“I don’t think it’d be too smooth for the people around here to look up one day and see me sitting on the front row for the Oklahoma Thunder. People back here deserve basketball. It was taken and robbed from these people in this area,” said Kemp, who went to the NBA Finals with Seattle in 1996.  “My loyalty remains in this area for these people until they get a team back. I won’t be sitting on anybody’s front row until the Sonics is back in action.”

But while Seattle may still be mourning the loss of its team, fans in Oklahoma City are ecstatic the NBA has come to town. Berry Tramel is a sports columnist for The Oklahoman.

“99.7 percent of the seats were sold this season. You see the [Thunder] car flags flying all over the state like it’s the state of Alabama or something,” Tramel said. “It’s really gone ga-ga. It’s a statewide phenomenon, over in Tulsa, the other big metropolitan area in the state [they’re] huge Thunder fans. So, [the team has] really taken Oklahoma by storm.”

The Thunder’s success has driven some Sonics fans to turn on one of Seattle’s native sons. Thunder guard Nate Robinson grew up in Seattle and attended the University of Washington. But when Robinson tweeted that Oklahoma City fans are “the best on the planet” he was heavily criticized in his hometown. That’s when Seattle fans crossed the line in the eyes of Times columnist Jerry Brewer.
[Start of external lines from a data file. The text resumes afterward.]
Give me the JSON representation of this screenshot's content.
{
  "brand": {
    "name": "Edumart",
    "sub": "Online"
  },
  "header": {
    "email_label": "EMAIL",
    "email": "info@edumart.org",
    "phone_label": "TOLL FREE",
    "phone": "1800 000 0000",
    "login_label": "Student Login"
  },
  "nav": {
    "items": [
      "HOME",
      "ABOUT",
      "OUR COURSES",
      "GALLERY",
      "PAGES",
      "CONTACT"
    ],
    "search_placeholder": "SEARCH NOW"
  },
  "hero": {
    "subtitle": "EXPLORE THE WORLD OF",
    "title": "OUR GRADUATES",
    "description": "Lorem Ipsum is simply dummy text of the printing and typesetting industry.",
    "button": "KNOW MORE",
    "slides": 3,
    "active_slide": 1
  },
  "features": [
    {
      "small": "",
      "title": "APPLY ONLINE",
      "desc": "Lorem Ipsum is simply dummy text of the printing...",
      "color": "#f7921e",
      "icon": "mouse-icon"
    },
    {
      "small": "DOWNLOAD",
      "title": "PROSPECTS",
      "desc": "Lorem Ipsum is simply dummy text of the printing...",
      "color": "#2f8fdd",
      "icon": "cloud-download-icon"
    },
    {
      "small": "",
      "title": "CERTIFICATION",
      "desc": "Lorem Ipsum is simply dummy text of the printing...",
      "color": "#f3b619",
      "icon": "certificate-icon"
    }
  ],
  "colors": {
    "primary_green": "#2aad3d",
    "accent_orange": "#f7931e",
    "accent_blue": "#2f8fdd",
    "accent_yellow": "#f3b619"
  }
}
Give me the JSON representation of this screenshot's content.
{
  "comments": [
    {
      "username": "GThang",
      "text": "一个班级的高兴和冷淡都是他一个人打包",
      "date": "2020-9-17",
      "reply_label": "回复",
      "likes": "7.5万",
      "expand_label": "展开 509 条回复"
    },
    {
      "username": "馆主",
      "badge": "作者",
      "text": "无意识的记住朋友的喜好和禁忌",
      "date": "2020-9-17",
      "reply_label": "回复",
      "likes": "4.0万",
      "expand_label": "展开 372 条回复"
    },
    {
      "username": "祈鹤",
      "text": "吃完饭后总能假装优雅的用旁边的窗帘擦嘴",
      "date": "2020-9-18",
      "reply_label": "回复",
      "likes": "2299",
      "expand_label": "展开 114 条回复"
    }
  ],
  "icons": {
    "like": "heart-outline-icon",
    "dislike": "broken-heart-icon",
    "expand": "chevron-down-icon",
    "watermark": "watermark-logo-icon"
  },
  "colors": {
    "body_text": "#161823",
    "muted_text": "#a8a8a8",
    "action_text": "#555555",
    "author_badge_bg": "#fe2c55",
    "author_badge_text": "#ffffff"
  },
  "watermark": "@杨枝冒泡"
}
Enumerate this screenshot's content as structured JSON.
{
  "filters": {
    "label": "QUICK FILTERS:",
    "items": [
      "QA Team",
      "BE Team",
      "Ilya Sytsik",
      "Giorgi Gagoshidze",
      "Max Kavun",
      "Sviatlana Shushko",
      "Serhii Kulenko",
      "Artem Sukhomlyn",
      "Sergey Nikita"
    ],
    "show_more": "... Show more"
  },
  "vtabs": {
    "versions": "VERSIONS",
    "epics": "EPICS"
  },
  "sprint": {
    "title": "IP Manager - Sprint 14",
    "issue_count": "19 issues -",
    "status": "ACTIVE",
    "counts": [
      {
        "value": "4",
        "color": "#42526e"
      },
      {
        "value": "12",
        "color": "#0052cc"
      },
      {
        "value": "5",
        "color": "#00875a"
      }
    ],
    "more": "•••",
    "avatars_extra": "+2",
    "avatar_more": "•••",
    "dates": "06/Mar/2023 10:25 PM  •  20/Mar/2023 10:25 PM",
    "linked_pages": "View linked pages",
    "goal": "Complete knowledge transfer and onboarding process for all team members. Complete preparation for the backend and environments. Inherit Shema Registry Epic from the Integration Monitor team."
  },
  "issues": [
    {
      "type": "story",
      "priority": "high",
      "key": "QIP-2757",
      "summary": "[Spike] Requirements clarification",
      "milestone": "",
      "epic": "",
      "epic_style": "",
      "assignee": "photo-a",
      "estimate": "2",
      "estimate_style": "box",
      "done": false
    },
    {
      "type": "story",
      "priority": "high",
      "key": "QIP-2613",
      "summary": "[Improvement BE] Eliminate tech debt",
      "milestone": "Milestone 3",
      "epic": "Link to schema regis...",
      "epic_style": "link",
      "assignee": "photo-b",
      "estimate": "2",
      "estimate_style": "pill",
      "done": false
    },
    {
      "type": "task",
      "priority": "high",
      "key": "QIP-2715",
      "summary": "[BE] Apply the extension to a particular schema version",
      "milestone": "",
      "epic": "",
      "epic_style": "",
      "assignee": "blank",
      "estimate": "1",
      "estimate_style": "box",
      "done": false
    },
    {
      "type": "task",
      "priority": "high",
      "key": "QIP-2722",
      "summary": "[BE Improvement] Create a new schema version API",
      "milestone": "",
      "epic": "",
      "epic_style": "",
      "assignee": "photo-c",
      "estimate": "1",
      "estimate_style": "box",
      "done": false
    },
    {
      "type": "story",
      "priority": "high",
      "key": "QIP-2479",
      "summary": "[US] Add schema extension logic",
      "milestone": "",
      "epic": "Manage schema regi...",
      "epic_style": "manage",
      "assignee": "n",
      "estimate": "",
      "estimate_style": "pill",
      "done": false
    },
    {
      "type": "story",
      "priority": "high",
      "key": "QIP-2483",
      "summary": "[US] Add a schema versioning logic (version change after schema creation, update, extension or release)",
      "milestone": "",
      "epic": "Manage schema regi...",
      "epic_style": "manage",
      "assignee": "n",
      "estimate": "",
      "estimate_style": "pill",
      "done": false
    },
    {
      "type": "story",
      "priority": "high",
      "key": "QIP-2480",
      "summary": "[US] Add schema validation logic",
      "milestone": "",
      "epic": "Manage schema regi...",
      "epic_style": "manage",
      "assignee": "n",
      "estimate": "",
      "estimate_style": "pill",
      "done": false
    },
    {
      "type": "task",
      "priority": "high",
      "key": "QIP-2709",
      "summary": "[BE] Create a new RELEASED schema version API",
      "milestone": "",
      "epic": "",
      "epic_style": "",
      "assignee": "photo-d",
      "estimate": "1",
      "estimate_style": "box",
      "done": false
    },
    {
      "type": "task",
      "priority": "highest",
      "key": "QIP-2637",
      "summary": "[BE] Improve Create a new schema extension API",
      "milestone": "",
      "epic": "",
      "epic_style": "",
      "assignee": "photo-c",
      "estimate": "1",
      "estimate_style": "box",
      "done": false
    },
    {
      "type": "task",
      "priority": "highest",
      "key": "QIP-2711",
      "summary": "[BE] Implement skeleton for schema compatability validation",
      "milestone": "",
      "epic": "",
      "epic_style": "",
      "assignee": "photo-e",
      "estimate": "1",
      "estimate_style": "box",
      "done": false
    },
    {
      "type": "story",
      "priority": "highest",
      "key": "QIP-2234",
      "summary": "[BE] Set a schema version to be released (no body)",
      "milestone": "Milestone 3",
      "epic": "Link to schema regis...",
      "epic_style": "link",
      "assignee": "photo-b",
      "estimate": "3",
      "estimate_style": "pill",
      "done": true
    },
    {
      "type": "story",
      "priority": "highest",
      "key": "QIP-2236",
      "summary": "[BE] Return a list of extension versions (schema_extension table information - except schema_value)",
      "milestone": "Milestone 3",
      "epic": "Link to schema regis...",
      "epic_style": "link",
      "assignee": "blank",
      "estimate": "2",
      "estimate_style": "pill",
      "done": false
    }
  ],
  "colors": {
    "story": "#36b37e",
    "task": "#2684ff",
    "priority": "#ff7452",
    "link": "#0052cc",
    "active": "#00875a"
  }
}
“It got to the point where Nate Robinson’s mother had to go on a local radio station and defend her son. Nate Robinson couldn’t be more Seattle. He’s got the city skyline tattooed on back. He’s got the area code, 206, tattooed on his body as well. Why couldn’t we give him the benefit of the doubt?”

Royce Young runs the blog, DailyThunder dot com. Young says there’s some bad blood between Seattle and OKC, but he and many other Thunder fans feel for the Sonics faithful.

“I’ve never liked the fact that we had to take another city’s team to have our own team. We’re all absolutely in love with [the Thunder],” Young said. “I can’t imagine growing up with them and my future children falling in love with these players and 40 years from now somebody taking it away.”

There is a small, grassroots movement working to bring the NBA back to Seattle, but even if it succeeds, the team’s official history is long gone. The deal to move the franchise to OKC allowed the Thunder to retain all of the Sonics history. That’s 41 years of Seattle basketball, including three trips to the NBA Finals and the 1979 NBA title. But Young says most Thunder fans would have preferred a clean start.

“We don’t care about Downtown Freddie Brown or Gary Payton or Shawn Kemp. And I’m sure that breaks a lot of Seattle people’s hearts, but I mean, that wasn’t our team,” Young said. “That wasn’t our franchise. Our franchise started in 2008 with Kevin Durant, Russell Westbrook, and those guys.”

When dared to repeat his comments to former Seattle SuperSonics big man Xavier McDaniels’ face, Young laughed, but quickly declined.

“I definitely wouldn’t say that to the X-Man,” the blogger replied.

Depending on how you see it, tonight’s game against the Dallas Mavericks at the Ford Center in Oklahoma City is the Thunder’s first home game in the Western Conference finals … or their first since 1996. Either way, it’s Game 3.